LANDLORDS have blamed what they claim are constantly changing regulatory rules and high taxation for a mass exodus of landlords from the sector.
And they have hit out at rent-pressure zone (RPZ) rules, claiming they are creating a two-tier rental market.
The RPZs, brought in a bid to control run-away rental inflation, create a situation where maintenance of quality accommodation is not economically justifiable, they say.
Landlords said the rent limiting rules are also impacting on capital values of their properties.
The Institute of Professional Auctioneers and Valuers (IPAV) and the Irish Property Owners’ Association (IPOA) say that just one new landlord is entering the market for every two selling up.
The two bodies said that the landlords who are leaving the market in the great numbers are likely to be those historically charging rents under market rate.
RPZs confine them to minimal increases.
These landlords are replaced in the market by new properties at much higher rents and owned by institutional landlords.
The IPAV and IPOA said there was no evidence to confirm if any net additional new properties have come onto the rental system.
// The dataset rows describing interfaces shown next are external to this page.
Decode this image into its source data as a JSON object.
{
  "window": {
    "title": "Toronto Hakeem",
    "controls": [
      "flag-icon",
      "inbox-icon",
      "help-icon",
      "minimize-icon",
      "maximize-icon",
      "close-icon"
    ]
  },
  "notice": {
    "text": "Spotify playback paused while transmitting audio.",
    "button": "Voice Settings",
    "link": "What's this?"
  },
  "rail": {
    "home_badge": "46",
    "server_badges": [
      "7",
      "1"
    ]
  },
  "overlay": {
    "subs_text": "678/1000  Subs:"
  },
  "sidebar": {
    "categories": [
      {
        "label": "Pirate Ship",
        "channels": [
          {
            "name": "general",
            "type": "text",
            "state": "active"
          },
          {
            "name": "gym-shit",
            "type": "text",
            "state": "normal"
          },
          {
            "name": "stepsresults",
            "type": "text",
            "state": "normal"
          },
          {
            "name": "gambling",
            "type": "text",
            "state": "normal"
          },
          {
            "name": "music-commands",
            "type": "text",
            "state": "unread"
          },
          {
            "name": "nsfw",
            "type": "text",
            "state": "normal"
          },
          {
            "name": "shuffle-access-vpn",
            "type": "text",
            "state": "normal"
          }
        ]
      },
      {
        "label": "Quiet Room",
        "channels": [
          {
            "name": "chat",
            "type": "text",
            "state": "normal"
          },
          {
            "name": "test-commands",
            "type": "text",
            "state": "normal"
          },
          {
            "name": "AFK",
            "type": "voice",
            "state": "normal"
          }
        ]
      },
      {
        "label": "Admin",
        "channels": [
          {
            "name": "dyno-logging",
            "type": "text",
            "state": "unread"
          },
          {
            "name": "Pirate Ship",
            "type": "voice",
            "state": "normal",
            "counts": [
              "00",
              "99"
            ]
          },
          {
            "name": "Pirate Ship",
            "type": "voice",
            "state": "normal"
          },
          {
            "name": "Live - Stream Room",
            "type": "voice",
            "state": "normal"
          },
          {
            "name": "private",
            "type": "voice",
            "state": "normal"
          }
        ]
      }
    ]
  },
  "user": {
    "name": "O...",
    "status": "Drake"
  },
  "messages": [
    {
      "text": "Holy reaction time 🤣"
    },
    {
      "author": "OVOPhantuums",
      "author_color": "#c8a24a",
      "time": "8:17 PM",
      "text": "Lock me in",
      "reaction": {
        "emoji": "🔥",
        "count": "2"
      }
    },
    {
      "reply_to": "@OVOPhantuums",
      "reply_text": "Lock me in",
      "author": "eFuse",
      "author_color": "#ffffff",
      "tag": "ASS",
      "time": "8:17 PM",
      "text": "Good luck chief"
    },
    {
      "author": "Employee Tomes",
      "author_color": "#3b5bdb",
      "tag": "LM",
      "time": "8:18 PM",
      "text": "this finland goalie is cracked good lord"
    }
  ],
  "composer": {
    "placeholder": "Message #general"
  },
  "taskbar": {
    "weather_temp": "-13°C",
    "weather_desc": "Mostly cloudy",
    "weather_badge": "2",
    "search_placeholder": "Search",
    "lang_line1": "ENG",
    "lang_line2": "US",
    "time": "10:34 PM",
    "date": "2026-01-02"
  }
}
“Rent Pressure Zone regulation has prevented rents from falling as well as rising beyond the limits set,” chief executive of the IPAV Pat Davitt said.
He said the private landlord has traditionally been the mainstay of the Irish rental market.
The private rental market is in crisis with rents shooting up by 12pc in the past year, according to Daft.ie.
Average monthly rents nationwide are now €1,567, according to the latest report from Daft.ie. This is more than double the low of €765 a month seen in late 2011.
Just 851 homes were available to rent nationwide at the start of the month, down from more than 3,600 a year ago.
State regulator, the Residential Tenancies Board says 5,617 termination notices have been issued by landlords to it since 2019.
Mr Davitt small-scale landlords were being sacrifices in favour of international funds.
He said there was a huge difference between how the State treats private and institutional landlords.
“We need both but they deserve to be treated equally and fairly and policymakers need to deliver on that. Otherwise rent levels into the future will be dictated less by the kind of market forces we’ve experienced historically and more by trends in complex global property investment vehicles,” he warned.
Small landlords have to pay up to 52pc of the rental income is paid back to the Exchequer in PAYE, PRSI and USC.
In contrast, institutional landlords make significant profits in the Irish market, but pay no tax.
The dividends paid to shareholders are subject to tax, but as many investors are non-resident, there is no return to the Exchequer, according to a report done for the IPAV and IPOA by economist Jim Power.
Mr Davitt said there are no up-to-date accurate figures on how many leases and landlords are currently active in the market.
This is because where tenants leave of their own accord or leave because properties are being sold, such leases may still be recorded as active leases in RTB figures.
Chairman of the Irish Property Owners’ Association Stephen Faughnan said there was
An “exodus of private landlords from the market in large numbers”.
“Issues such as penal tax rates and a tax code that discriminates against private landlords in favour of large institutional funds, together with the continually changing and ever more complex regulatory environment all militate against investing in the private rental sector,” he said.
He said Residential Tenancies Board shows that private non institutional landlords are by far and away the single largest landlord set in the market.